• _Your instructions_: What is needed is an exact copy of all the data.

(Beginning of Supplied data)

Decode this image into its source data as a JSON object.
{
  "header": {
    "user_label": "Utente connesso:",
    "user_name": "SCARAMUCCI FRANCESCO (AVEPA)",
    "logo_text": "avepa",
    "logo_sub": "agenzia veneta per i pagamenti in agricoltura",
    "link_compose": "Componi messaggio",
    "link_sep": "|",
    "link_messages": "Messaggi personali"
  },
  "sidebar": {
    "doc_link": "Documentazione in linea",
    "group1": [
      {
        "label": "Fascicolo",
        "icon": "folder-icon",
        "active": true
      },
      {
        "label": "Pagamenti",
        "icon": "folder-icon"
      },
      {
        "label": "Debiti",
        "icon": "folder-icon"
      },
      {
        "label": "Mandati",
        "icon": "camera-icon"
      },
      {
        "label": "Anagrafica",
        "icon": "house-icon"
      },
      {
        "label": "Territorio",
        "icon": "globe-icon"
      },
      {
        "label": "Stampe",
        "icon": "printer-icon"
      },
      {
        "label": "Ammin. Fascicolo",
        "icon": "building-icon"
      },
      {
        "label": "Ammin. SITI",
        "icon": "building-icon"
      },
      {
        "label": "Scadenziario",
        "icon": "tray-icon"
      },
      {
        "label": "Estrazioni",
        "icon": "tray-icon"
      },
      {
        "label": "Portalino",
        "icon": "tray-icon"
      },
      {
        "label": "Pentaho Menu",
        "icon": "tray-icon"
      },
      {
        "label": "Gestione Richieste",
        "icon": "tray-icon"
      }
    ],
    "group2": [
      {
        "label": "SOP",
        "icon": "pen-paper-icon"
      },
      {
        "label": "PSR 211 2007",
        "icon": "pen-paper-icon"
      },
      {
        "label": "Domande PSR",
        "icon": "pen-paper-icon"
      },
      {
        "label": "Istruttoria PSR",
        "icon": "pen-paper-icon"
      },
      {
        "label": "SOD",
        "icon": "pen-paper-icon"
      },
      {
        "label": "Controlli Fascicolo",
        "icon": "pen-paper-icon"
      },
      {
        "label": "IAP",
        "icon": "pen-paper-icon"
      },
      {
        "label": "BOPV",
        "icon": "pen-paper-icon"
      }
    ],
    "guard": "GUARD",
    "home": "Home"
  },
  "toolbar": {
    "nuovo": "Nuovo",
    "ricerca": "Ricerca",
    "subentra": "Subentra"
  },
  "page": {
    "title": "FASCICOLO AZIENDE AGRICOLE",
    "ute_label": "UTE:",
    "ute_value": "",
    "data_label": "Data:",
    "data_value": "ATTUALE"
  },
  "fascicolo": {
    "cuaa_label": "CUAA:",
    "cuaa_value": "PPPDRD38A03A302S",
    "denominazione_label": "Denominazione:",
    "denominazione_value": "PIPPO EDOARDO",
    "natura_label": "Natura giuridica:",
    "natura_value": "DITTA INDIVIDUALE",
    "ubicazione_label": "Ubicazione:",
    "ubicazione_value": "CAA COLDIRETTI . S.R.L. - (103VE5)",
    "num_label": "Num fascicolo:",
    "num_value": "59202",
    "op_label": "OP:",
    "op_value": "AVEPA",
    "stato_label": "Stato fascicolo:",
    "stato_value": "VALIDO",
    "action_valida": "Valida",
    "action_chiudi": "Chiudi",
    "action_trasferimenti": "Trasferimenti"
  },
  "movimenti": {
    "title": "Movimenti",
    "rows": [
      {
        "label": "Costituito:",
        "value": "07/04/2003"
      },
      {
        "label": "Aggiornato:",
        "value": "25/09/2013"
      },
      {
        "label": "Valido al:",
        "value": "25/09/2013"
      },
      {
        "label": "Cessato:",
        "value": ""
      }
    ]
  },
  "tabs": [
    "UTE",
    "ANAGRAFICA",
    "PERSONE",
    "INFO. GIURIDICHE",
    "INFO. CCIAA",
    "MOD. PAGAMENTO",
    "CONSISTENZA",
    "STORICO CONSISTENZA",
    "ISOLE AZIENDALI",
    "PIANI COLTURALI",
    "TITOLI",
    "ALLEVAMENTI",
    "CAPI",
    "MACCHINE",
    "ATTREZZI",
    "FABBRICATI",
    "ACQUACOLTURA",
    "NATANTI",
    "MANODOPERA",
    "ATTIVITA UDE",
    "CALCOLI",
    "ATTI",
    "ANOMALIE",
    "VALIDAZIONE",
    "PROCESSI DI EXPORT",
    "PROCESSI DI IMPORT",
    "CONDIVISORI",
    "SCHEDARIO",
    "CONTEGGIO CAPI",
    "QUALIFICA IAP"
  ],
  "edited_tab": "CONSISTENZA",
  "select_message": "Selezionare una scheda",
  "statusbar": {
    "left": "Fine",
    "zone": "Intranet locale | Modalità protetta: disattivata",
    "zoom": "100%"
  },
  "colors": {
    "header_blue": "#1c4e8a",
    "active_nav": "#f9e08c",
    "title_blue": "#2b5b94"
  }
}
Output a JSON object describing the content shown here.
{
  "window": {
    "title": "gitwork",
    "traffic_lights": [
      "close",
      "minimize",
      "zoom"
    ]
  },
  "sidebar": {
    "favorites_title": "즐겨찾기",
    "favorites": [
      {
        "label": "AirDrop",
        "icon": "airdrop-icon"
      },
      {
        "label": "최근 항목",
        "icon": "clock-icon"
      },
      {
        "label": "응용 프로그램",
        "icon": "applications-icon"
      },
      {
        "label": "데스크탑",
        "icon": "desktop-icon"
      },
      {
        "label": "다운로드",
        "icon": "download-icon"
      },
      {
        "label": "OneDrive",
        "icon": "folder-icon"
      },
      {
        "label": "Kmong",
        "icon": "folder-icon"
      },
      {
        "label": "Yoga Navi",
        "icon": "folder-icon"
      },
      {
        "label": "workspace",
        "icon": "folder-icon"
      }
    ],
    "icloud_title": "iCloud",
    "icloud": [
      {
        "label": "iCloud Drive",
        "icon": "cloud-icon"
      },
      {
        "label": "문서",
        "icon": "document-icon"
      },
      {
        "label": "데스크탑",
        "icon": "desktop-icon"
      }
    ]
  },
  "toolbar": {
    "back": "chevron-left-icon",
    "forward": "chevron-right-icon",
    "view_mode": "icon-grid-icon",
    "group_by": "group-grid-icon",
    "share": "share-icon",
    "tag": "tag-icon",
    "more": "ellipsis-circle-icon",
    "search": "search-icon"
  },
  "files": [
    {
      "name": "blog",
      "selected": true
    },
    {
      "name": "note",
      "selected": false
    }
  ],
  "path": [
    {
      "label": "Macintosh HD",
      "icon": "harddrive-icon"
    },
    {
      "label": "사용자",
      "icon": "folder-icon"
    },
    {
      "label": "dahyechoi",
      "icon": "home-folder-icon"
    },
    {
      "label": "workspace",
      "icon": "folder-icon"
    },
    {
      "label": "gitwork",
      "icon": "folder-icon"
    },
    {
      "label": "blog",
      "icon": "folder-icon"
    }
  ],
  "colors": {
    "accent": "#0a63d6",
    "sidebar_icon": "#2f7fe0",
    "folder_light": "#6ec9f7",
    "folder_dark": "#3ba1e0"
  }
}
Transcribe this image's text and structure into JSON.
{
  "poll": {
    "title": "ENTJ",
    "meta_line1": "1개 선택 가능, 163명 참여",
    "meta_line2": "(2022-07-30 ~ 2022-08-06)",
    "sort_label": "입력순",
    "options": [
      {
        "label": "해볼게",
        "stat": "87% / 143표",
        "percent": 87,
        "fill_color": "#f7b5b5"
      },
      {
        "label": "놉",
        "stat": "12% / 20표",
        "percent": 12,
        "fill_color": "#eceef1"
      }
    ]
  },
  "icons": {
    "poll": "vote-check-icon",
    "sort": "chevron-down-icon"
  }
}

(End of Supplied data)

• _Solution_:
Decode this image into its source data as a JSON object.
{
  "header": {
    "user_label": "Utente connesso:",
    "user_name": "SCARAMUCCI FRANCESCO (AVEPA)",
    "logo_text": "avepa",
    "logo_sub": "agenzia veneta per i pagamenti in agricoltura",
    "link_compose": "Componi messaggio",
    "link_sep": "|",
    "link_messages": "Messaggi personali"
  },
  "sidebar": {
    "doc_link": "Documentazione in linea",
    "group1": [
      {
        "label": "Fascicolo",
        "icon": "folder-icon",
        "active": true
      },
      {
        "label": "Pagamenti",
        "icon": "folder-icon"
      },
      {
        "label": "Debiti",
        "icon": "folder-icon"
      },
      {
        "label": "Mandati",
        "icon": "camera-icon"
      },
      {
        "label": "Anagrafica",
        "icon": "house-icon"
      },
      {
        "label": "Territorio",
        "icon": "globe-icon"
      },
      {
        "label": "Stampe",
        "icon": "printer-icon"
      },
      {
        "label": "Ammin. Fascicolo",
        "icon": "building-icon"
      },
      {
        "label": "Ammin. SITI",
        "icon": "building-icon"
      },
      {
        "label": "Scadenziario",
        "icon": "tray-icon"
      },
      {
        "label": "Estrazioni",
        "icon": "tray-icon"
      },
      {
        "label": "Portalino",
        "icon": "tray-icon"
      },
      {
        "label": "Pentaho Menu",
        "icon": "tray-icon"
      },
      {
        "label": "Gestione Richieste",
        "icon": "tray-icon"
      }
    ],
    "group2": [
      {
        "label": "SOP",
        "icon": "pen-paper-icon"
      },
      {
        "label": "PSR 211 2007",
        "icon": "pen-paper-icon"
      },
      {
        "label": "Domande PSR",
        "icon": "pen-paper-icon"
      },
      {
        "label": "Istruttoria PSR",
        "icon": "pen-paper-icon"
      },
      {
        "label": "SOD",
        "icon": "pen-paper-icon"
      },
      {
        "label": "Controlli Fascicolo",
        "icon": "pen-paper-icon"
      },
      {
        "label": "IAP",
        "icon": "pen-paper-icon"
      },
      {
        "label": "BOPV",
        "icon": "pen-paper-icon"
      }
    ],
    "guard": "GUARD",
    "home": "Home"
  },
  "toolbar": {
    "nuovo": "Nuovo",
    "ricerca": "Ricerca",
    "subentra": "Subentra"
  },
  "page": {
    "title": "FASCICOLO AZIENDE AGRICOLE",
    "ute_label": "UTE:",
    "ute_value": "",
    "data_label": "Data:",
    "data_value": "ATTUALE"
  },
  "fascicolo": {
    "cuaa_label": "CUAA:",
    "cuaa_value": "PPPDRD38A03A302S",
    "denominazione_label": "Denominazione:",
    "denominazione_value": "PIPPO EDOARDO",
    "natura_label": "Natura giuridica:",
    "natura_value": "DITTA INDIVIDUALE",
    "ubicazione_label": "Ubicazione:",
    "ubicazione_value": "CAA COLDIRETTI . S.R.L. - (103VE5)",
    "num_label": "Num fascicolo:",
    "num_value": "59202",
    "op_label": "OP:",
    "op_value": "AVEPA",
    "stato_label": "Stato fascicolo:",
    "stato_value": "VALIDO",
    "action_valida": "Valida",
    "action_chiudi": "Chiudi",
    "action_trasferimenti": "Trasferimenti"
  },
  "movimenti": {
    "title": "Movimenti",
    "rows": [
      {
        "label": "Costituito:",
        "value": "07/04/2003"
      },
      {
        "label": "Aggiornato:",
        "value": "25/09/2013"
      },
      {
        "label": "Valido al:",
        "value": "25/09/2013"
      },
      {
        "label": "Cessato:",
        "value": ""
      }
    ]
  },
  "tabs": [
    "UTE",
    "ANAGRAFICA",
    "PERSONE",
    "INFO. GIURIDICHE",
    "INFO. CCIAA",
    "MOD. PAGAMENTO",
    "CONSISTENZA",
    "STORICO CONSISTENZA",
    "ISOLE AZIENDALI",
    "PIANI COLTURALI",
    "TITOLI",
    "ALLEVAMENTI",
    "CAPI",
    "MACCHINE",
    "ATTREZZI",
    "FABBRICATI",
    "ACQUACOLTURA",
    "NATANTI",
    "MANODOPERA",
    "ATTIVITA UDE",
    "CALCOLI",
    "ATTI",
    "ANOMALIE",
    "VALIDAZIONE",
    "PROCESSI DI EXPORT",
    "PROCESSI DI IMPORT",
    "CONDIVISORI",
    "SCHEDARIO",
    "CONTEGGIO CAPI",
    "QUALIFICA IAP"
  ],
  "edited_tab": "CONSISTENZA",
  "select_message": "Selezionare una scheda",
  "statusbar": {
    "left": "Fine",
    "zone": "Intranet locale | Modalità protetta: disattivata",
    "zoom": "100%"
  },
  "colors": {
    "header_blue": "#1c4e8a",
    "active_nav": "#f9e08c",
    "title_blue": "#2b5b94"
  }
}
Output a JSON object describing the content shown here.
{
  "window": {
    "title": "gitwork",
    "traffic_lights": [
      "close",
      "minimize",
      "zoom"
    ]
  },
  "sidebar": {
    "favorites_title": "즐겨찾기",
    "favorites": [
      {
        "label": "AirDrop",
        "icon": "airdrop-icon"
      },
      {
        "label": "최근 항목",
        "icon": "clock-icon"
      },
      {
        "label": "응용 프로그램",
        "icon": "applications-icon"
      },
      {
        "label": "데스크탑",
        "icon": "desktop-icon"
      },
      {
        "label": "다운로드",
        "icon": "download-icon"
      },
      {
        "label": "OneDrive",
        "icon": "folder-icon"
      },
      {
        "label": "Kmong",
        "icon": "folder-icon"
      },
      {
        "label": "Yoga Navi",
        "icon": "folder-icon"
      },
      {
        "label": "workspace",
        "icon": "folder-icon"
      }
    ],
    "icloud_title": "iCloud",
    "icloud": [
      {
        "label": "iCloud Drive",
        "icon": "cloud-icon"
      },
      {
        "label": "문서",
        "icon": "document-icon"
      },
      {
        "label": "데스크탑",
        "icon": "desktop-icon"
      }
    ]
  },
  "toolbar": {
    "back": "chevron-left-icon",
    "forward": "chevron-right-icon",
    "view_mode": "icon-grid-icon",
    "group_by": "group-grid-icon",
    "share": "share-icon",
    "tag": "tag-icon",
    "more": "ellipsis-circle-icon",
    "search": "search-icon"
  },
  "files": [
    {
      "name": "blog",
      "selected": true
    },
    {
      "name": "note",
      "selected": false
    }
  ],
  "path": [
    {
      "label": "Macintosh HD",
      "icon": "harddrive-icon"
    },
    {
      "label": "사용자",
      "icon": "folder-icon"
    },
    {
      "label": "dahyechoi",
      "icon": "home-folder-icon"
    },
    {
      "label": "workspace",
      "icon": "folder-icon"
    },
    {
      "label": "gitwork",
      "icon": "folder-icon"
    },
    {
      "label": "blog",
      "icon": "folder-icon"
    }
  ],
  "colors": {
    "accent": "#0a63d6",
    "sidebar_icon": "#2f7fe0",
    "folder_light": "#6ec9f7",
    "folder_dark": "#3ba1e0"
  }
}
Transcribe this image's text and structure into JSON.
{
  "poll": {
    "title": "ENTJ",
    "meta_line1": "1개 선택 가능, 163명 참여",
    "meta_line2": "(2022-07-30 ~ 2022-08-06)",
    "sort_label": "입력순",
    "options": [
      {
        "label": "해볼게",
        "stat": "87% / 143표",
        "percent": 87,
        "fill_color": "#f7b5b5"
      },
      {
        "label": "놉",
        "stat": "12% / 20표",
        "percent": 12,
        "fill_color": "#eceef1"
      }
    ]
  },
  "icons": {
    "poll": "vote-check-icon",
    "sort": "chevron-down-icon"
  }
}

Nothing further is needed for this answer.